“Lynch faced this unprecedented obstruction not because of her fitness for office, but because her nomination was inappropriately used in a proxy war against the President and his policies,” said Wade Henderson, president and CEO of The Leadership Conference, in a statement following her confirmation. “While we applaud those senators who chose to judge Lynch on her merits to be Attorney General, congressional Republicans have a long way to go in proving that they can provide the necessary leadership to govern.”
President Obama nominated Lynch on November 8, and the Senate Judiciary Committee advanced her nomination on February 26 with support from every Democrat and three Republicans – Sens. Orrin Hatch, R. Utah, Jeff Flake, R. Ariz., and Lindsey Graham, R. S.C. Prior to Thursday’s vote, Sens. Susan Collins, R. Maine, and Mark Kirk, R. Ill., also announced their support. And on Thursday, Sens. Kelly Ayotte, R. N.H., and Rob Portman, R. Ohio, also released statements saying they would vote for her confirmation.
But support from Republicans in the Senate was hardly isolated. Lynch also had the support of former FBI Director Louis Freeh, former New York City Mayor Rudy Giuliani, and New York Police Commissioner William Bratton, who called Lynch “a remarkable prosecutor with a clear sense of justice without fear or favor.”
In the past week, both former Florida Governor Jeb Bush and former U.S. Attorney General Alberto Gonzales have called on the Senate to hold a vote, saying that presidents should be entitled to pick their teams.
In his statement, Henderson also praised the leadership of Eric Holder, who announced his resignation from the post nearly six months ago, but who has continued to lead the Department of Justice.
“Eric Holder has presided over one of the most forward-thinking and visionary Justice Departments in memory. His tenure will be remembered as one of the most successful in modern American history and is even more remarkable considering that his leadership was subjected to unprecedented politicization by House Republicans,” Henderson said. “Attorney General Lynch has what it takes to serve our nation with distinction.
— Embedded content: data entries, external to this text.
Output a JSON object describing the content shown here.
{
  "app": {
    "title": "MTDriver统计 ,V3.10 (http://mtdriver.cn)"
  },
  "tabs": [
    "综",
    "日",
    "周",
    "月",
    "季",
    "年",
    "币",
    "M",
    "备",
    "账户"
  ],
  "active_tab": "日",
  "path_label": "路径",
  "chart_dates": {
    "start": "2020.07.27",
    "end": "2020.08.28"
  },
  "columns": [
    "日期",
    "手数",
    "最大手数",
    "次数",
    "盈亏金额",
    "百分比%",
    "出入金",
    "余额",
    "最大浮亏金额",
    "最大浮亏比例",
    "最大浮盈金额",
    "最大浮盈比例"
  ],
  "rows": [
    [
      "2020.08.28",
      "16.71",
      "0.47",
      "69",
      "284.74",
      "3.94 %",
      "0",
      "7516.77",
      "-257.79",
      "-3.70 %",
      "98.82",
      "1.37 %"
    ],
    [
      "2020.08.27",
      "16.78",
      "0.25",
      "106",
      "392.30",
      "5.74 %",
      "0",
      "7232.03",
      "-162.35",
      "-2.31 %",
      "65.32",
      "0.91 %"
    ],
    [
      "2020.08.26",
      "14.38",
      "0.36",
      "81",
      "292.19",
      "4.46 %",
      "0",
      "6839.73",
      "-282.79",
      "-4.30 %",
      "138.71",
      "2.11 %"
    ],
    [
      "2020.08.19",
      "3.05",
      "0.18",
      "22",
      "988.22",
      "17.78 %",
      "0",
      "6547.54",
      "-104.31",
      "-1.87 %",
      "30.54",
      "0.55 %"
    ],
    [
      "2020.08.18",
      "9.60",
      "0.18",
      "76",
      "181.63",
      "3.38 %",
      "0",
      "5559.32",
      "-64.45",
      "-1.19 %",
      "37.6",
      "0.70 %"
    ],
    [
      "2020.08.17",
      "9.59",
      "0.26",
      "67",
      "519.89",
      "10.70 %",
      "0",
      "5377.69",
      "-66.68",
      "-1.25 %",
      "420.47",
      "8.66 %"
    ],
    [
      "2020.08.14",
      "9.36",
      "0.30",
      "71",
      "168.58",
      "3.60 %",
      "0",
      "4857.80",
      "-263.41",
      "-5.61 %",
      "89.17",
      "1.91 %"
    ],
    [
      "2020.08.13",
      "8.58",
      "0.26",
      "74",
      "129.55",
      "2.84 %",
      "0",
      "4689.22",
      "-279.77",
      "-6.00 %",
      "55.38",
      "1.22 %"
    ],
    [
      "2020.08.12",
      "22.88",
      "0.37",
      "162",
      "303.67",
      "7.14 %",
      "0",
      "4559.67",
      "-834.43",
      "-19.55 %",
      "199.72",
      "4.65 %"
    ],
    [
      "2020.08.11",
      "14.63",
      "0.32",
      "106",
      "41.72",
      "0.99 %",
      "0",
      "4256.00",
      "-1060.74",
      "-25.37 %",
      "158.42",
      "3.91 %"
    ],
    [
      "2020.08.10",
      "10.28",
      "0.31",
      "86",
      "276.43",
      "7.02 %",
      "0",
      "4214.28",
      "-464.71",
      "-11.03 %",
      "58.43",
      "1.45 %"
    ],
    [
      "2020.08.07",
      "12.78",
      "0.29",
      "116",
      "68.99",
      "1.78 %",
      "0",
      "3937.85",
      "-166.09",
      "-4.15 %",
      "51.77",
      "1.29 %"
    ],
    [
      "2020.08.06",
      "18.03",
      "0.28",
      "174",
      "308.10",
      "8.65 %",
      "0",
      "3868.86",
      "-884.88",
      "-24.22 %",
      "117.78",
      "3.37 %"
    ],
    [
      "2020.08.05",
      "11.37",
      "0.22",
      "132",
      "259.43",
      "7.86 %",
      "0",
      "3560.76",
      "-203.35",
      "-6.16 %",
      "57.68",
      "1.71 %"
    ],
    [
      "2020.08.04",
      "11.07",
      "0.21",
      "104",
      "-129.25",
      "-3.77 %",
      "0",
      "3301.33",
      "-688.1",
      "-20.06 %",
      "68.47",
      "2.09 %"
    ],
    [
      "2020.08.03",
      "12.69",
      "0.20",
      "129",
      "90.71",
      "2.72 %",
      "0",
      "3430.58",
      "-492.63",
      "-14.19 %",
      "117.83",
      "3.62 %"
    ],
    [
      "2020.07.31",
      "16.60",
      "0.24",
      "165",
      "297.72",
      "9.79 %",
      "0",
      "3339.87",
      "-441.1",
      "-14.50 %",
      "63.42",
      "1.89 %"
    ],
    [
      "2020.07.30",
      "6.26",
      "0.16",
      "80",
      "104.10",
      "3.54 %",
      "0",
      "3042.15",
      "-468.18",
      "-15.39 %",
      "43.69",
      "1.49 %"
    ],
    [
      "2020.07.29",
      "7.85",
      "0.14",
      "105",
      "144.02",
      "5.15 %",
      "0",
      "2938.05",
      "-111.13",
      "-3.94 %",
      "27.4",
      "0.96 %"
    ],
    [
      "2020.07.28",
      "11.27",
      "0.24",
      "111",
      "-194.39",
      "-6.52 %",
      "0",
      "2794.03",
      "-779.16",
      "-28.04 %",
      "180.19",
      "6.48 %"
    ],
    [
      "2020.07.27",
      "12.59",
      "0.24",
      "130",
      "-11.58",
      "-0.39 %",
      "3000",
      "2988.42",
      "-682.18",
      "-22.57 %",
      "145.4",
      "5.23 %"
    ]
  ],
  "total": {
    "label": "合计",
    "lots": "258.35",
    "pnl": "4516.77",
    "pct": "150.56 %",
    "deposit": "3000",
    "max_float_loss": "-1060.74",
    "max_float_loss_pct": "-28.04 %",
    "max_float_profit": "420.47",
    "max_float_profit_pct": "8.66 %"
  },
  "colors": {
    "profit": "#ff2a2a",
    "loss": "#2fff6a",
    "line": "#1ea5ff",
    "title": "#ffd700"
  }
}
We applaud her long overdue confirmation and urge congressional Republicans to stop politicizing the important work of the Department of Justice.”